“I have links with raw material suppliers in Kenya and Uganda who offer raw materials. I apply the principle of least cost formulation i.e. making high quality animal feeds with the least cost.
His charges for feed formulas range from Sh3,000 to Sh10,000, trainings range from Sh5,000 to Sh20,000 while leads to raw material suppliers is free.
Mwai normally takes sample feeds to the lab for analysis for quality control tests.
The quantity of milk delivered to dairy processors recorded a significant drop of 17.4 per cent from 648.2m liters in 2016 to 535.7m liters in 2017 according to the 2018 economic survey report.
In this, the quantity of processed milk and cream from processing plants decreased by 8.5 per cent and that of butter and ghee declined by 22 per cent.
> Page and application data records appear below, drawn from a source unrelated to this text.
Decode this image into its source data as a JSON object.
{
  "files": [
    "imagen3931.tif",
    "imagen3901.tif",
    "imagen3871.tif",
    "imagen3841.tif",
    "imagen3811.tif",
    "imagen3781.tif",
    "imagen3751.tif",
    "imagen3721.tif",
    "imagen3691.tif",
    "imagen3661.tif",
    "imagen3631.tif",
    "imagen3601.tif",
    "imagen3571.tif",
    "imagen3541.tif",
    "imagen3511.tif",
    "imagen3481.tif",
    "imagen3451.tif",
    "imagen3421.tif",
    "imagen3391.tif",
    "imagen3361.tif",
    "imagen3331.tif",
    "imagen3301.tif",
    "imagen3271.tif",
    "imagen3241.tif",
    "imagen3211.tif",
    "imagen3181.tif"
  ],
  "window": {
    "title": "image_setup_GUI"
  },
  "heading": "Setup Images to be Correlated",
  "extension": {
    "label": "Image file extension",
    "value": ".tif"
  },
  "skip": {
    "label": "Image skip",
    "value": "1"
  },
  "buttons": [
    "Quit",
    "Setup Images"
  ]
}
Production of cheese however, increased from 311.2 tonnes in 2016 to 338.3 tonnes in 2017.
Timothy Mwai can be contacted on +254 704 524 928.